Get good players, play good basketball, and when the opportunity to really make a splash comes, be in position to take advantage. From Shaq in ’96 to Pau over a decade later, the Lakers used this approach to build a winner. Getting back to those roots would be a positive. After the failed gambles on Steve Nash and Dwight Howard, one would argue it’s a necessity.
The above wasn’t all Kupchak said, however. He would add:
But you do have to weigh anticipation and your fans wanting to see some improvement. That is a challenge. That’s not to say the only player we’ll spend our money on is a max player. There may be better opportunities out there.
We don’t know that right now. We do have to balance how you use that money, and two years from now there’s a dramatic change in the landscape in terms of the cap.
In these comments, you see the path to the middle ground. Which is also the path Jerry West took when Magic was forced to step away. Get good players, play good basketball, and when the opportunity to really make a splash comes, be in position to take advantage.
The Lakers are in a unique position this summer. The cap will not yet explode, but they will have ample space to chase any type of player they want. If they want to go after, say, Kevin Love, they can. If LaMarcus Aldridge decides he wants to leave the Blazers, the Lakers could chase him too. Making the needed roster moves to offer any high priced FA all their cap space is certainly an option.
More realistically, though, the Lakers should be targeting high functioning role players who can fill in potential needs and do so at a salary that might seem a bit high now, but will come back to relative value once the cap jumps next summer. If they can lock them in at even lower rates (for example, could you get Ed Davis at the current MLE as Lowe implies in his column on great value free agents?), it’s even better.
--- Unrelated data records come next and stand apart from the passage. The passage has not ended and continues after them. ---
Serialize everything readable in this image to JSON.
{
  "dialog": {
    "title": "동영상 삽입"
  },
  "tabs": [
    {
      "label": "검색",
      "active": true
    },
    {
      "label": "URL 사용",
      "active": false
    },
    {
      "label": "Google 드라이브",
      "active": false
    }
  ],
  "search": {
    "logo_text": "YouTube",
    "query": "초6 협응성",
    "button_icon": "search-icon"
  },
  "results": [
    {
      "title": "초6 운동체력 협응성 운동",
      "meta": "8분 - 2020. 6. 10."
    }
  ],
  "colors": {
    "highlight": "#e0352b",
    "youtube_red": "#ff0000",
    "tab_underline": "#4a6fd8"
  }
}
The Lakers have an opportunity to try and add to their talent base now with younger veteran players who are free agents (either restricted or unrestricted) and do so without spending all their cap space. They can then roll over some of their money to next summer and add it to the lump of space all teams will get from the increase in the cap (as well as the bump from Kobe’s deal expiring). Make the team somewhat better and more attractive in the short term, to lure the big fish that makes them excellent in the long term. Chase the role player now, get the star later.
The success of the 2010 Heat’s summer has created, or at least strongly contributed to, an increase in large market hubris about their ability to nab multiple top level free agents. You can almost imagine the Knicks and Lakers of the world thinking “Hey, Riles did it South Beach, we can do it too in (Los Angeles or Manhattan)”. In reality, though, that leap of logic sort of misses the point. LeBron and Bosh joined Dwywane freaking Wade — a top 10 player still in his prime years at the time — to form the foundation of a team. Add in the side contracts that were working simultaneously with Mike Miller and Udonis Haslem and the core for a high functioning team was established. I’m of the mind that history will tell us this was a totally unique situation that will prove nearly impossible to replicate.
The Lakers, via the draft and this upcoming summer in free agency, would be better served thinking back to their own history — the years leading up to 1996. In the seasons right before signing Shaq and trading for Kobe’s draft rights, the Lakers stockpiled young players and made smart signings in free agency for young-ish players who would become the assets that were either traded for or directly contributed to the teams that broke through for a three-peat under Phil Jackson. Fast-forward to today and this team, with a little lottery luck and their spending power, could be in position to set a similar foundation.